As far as public cloud is concerned, in France in 2013 we created our own OpenStack cloud. We chose to have an OpenStack cloud platform and it's fully operational. We have thousands of VMs [virtual machines] on this platform, but it's a pure France-based platform.
We want to enlarge this [new public cloud] offering on a worldwide basis and we want to strengthen our capability to develop faster in terms of features, in terms of portfolio and in terms of our roadmaps. That's why we think our partnership with a key player like Huawei is a good move for us.
We think it's a good choice because in other markets you have some providers that do their own technologies such as Google, Amazon and Microsoft. They really don't want to provide that technology to other service providers. We think that Huawei is really the most advanced technology partner we can find in the market that is really focused on IT cloud. The other European technology providers such as Ericsson AB (Nasdaq: ERIC) and Nokia Corp. (NYSE: NOK), are not focusing specifically on the public cloud area because they have other challenges and other key advantages in other markets.
TT: The advantage of the new managed cloud service is that you'll be able to do business around the world and you are no longer constrained to the 29 countries in your current footprint?
PL: The advantage of the public cloud is that you don't need to have a POP in each country. So the French and European customers that want to build their business in APAC can use this and then the next step would be to have a presence in the US to make sure that our western customers can rely on a seamless offering there. Next year we'll consider other geographies such as the Middle East and Western Africa, where we have a large presence.
TT: How do you provide visibility from the private infrastructure and connect that view to the public cloud infrastructure?
PL: Your question is really related to the hybrid cloud. The current situation is that a lot of people are talking about hybrid cloud, but in fact what is hybrid today? For some applications they are using private cloud and for some other application they are using public cloud. We have to create the right use cases where you really have a seamless offering between private and public clouds. The first use cases we're working on are kind of classic, but very important. One is related to backup and disaster recovery while the second is really about transferring your workload from the public cloud to your own private cloud for your own protection.
In our roadmap, we are looking at a unique cloud management platform that will give visibility into what is going on your private cloud and on your public cloud. We don't have a current offering because on the private cloud we come from a world where we are using more enterprise IT types of solutions and those types of tools are not totally adapted to manage the public cloud today.
Creating a single cloud management platform is on our roadmap and it should be a key differentiator in the market for showing our customers a single view on what they have on both [public and private] sides.
TT: Is something like that available today by a vendor or another service provider?

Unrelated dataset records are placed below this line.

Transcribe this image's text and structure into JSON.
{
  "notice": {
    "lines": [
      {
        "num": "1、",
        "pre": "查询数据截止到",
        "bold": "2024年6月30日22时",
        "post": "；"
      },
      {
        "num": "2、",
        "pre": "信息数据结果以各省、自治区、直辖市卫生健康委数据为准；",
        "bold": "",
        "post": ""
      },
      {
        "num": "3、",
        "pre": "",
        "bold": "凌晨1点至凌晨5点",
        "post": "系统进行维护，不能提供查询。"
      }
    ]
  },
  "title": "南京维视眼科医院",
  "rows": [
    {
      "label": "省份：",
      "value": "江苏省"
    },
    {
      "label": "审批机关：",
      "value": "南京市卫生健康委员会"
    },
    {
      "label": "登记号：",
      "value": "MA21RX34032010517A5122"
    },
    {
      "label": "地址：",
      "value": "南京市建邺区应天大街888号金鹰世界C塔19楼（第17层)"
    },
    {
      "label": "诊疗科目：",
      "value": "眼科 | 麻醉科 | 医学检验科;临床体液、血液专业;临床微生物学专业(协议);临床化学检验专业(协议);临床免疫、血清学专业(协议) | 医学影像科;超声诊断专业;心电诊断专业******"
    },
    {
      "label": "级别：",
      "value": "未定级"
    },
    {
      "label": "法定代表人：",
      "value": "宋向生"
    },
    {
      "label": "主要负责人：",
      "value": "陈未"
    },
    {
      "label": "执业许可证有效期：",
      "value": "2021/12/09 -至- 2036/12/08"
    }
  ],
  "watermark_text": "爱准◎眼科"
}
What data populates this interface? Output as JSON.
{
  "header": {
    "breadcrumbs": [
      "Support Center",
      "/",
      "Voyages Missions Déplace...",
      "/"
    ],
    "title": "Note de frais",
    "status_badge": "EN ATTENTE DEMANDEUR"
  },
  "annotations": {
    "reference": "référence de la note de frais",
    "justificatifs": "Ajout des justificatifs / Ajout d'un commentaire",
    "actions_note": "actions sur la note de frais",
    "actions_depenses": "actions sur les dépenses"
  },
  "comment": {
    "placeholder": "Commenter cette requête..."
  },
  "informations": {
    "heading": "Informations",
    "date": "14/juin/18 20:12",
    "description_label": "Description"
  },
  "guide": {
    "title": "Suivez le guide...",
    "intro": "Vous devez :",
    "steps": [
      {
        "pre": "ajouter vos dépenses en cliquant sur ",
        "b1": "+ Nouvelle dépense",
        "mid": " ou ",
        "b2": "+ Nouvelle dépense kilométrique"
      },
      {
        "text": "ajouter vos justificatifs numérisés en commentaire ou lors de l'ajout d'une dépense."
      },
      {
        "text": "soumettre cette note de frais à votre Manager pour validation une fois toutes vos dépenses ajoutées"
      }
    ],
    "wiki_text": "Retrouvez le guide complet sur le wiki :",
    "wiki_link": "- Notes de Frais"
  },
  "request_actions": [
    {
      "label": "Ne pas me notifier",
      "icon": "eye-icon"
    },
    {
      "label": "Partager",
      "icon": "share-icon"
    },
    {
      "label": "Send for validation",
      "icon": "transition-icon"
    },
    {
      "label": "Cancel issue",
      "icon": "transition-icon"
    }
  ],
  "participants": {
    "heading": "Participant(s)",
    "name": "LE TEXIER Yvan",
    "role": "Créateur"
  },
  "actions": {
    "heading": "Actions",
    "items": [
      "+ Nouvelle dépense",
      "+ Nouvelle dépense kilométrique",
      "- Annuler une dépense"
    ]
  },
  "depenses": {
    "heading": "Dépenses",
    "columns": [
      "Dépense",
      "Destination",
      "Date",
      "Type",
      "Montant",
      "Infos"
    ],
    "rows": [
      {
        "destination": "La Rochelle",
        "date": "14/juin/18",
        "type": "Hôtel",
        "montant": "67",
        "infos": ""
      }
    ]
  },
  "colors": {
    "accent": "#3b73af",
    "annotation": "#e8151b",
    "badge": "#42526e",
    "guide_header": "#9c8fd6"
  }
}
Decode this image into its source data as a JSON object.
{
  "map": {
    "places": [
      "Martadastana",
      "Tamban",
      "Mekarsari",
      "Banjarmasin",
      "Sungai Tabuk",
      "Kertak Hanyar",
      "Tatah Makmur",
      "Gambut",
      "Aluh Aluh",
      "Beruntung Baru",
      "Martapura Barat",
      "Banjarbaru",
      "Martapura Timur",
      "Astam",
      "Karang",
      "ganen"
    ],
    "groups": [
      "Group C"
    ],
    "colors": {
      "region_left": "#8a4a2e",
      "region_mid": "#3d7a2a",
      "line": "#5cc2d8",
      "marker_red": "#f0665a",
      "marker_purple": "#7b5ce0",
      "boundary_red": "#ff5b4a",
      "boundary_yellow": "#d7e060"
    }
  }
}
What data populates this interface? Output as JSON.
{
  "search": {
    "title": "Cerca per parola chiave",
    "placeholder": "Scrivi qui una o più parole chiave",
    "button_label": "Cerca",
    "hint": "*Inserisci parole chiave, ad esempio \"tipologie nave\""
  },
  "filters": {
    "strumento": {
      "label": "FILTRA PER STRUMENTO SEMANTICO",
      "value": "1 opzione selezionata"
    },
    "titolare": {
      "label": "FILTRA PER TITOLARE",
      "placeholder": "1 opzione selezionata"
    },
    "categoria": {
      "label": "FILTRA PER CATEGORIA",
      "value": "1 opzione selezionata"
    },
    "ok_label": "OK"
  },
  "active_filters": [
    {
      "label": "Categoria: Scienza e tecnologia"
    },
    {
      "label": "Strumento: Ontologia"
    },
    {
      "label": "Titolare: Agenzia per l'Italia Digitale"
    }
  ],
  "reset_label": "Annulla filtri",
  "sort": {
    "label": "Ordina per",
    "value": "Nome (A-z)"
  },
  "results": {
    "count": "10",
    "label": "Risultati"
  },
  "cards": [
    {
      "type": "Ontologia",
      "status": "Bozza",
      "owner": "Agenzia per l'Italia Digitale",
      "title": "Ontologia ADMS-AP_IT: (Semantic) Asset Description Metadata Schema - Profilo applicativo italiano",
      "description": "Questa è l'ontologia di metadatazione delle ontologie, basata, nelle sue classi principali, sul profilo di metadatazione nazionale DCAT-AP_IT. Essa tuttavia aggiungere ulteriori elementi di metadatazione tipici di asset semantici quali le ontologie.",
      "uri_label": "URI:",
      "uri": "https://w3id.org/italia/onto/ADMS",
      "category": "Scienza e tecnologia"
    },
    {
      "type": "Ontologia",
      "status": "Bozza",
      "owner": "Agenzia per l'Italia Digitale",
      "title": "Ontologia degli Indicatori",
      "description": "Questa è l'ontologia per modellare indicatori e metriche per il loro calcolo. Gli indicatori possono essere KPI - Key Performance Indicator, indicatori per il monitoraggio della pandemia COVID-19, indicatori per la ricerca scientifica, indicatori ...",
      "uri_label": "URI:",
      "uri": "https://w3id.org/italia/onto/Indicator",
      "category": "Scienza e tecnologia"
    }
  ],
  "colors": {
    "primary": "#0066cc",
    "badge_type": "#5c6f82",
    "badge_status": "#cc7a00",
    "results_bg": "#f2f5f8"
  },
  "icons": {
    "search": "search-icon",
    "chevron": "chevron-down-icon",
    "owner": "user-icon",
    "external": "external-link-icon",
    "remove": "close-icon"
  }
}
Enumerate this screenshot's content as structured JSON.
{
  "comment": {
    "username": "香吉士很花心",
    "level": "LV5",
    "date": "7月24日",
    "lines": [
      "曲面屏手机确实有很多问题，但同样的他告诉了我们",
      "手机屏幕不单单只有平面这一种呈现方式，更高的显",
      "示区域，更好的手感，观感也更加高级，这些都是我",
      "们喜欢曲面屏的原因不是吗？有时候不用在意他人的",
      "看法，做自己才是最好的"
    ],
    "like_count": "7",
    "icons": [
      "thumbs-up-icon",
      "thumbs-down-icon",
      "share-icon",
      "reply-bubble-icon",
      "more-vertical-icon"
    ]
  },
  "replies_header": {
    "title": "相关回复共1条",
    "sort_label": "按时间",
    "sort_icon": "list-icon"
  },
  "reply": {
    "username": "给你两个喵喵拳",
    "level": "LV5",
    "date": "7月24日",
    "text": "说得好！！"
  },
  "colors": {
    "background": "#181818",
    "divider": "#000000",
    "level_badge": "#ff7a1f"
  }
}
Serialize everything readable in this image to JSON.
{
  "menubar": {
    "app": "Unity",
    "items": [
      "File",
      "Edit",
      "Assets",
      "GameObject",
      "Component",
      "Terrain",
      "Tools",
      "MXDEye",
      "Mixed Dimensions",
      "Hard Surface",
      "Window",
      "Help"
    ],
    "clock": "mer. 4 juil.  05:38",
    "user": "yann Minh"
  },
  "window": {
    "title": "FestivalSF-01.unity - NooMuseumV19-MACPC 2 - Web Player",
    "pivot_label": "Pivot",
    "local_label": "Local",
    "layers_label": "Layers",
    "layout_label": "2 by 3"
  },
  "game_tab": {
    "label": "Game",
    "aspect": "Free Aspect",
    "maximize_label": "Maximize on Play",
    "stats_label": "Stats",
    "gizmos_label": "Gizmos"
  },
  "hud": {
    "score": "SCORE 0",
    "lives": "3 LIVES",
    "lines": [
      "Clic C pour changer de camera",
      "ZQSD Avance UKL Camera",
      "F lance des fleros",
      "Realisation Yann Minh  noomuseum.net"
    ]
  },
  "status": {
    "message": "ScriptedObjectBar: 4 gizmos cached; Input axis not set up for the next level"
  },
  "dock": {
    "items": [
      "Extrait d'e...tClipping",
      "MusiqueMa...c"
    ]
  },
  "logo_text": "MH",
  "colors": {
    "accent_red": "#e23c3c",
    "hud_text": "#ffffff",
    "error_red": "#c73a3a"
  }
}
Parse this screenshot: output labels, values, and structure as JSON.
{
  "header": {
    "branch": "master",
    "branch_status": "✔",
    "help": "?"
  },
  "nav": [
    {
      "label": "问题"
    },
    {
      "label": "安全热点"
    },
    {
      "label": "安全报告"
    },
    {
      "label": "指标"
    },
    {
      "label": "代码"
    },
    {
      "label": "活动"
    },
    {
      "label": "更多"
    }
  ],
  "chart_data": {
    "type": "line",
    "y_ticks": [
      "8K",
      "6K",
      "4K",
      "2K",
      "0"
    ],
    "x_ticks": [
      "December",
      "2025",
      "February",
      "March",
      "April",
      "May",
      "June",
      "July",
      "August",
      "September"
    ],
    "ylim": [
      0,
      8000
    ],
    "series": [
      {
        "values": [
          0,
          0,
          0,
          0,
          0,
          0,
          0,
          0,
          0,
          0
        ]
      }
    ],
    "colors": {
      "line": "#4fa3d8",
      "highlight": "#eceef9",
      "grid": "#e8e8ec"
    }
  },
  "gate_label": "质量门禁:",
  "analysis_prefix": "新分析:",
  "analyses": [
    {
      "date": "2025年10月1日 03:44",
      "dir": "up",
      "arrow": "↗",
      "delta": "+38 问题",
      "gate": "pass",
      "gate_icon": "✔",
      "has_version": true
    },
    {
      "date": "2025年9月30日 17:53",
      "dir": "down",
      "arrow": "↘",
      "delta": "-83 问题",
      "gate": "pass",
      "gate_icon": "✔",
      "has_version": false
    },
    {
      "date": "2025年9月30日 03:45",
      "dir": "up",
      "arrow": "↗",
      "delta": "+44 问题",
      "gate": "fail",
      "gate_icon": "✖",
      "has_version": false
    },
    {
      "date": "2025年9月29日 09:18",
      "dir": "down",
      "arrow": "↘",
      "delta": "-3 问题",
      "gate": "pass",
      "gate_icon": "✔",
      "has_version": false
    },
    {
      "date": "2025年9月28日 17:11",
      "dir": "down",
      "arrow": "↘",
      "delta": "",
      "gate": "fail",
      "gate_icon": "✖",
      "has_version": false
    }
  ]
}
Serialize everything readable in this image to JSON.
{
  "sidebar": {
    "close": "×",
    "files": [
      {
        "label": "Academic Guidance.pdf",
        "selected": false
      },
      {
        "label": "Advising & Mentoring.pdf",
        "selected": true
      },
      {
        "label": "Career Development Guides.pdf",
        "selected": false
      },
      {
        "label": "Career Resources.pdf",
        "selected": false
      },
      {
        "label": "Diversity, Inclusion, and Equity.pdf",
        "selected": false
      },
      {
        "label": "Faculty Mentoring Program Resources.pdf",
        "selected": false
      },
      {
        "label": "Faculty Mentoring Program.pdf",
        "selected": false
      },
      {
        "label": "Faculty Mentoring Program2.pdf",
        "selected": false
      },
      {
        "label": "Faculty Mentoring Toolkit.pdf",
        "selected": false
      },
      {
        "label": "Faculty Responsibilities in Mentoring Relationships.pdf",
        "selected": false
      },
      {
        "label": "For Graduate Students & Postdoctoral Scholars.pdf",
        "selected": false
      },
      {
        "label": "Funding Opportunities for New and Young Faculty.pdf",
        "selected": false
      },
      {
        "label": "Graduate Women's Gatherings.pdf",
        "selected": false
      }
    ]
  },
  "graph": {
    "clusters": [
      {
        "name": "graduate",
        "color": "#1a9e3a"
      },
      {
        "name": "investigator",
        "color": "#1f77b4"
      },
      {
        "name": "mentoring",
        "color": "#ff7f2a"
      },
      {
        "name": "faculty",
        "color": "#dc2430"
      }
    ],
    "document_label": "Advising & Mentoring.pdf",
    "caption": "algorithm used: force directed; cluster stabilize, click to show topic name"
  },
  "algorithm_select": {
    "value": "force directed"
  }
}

PL: Frankly, we don't think on the market today that there is a disruptive technology like this. A lot of IT companies have tried to create this. Creating a cloud management platform-as-a-service, multi-tenant, multi-customer view on the public and private cloud will be disruptive. I hope that we will be one of the companies that does this, and whoever does this will have a real differentiator in the market.
— Mike Robuck, Editor, Telco Transformation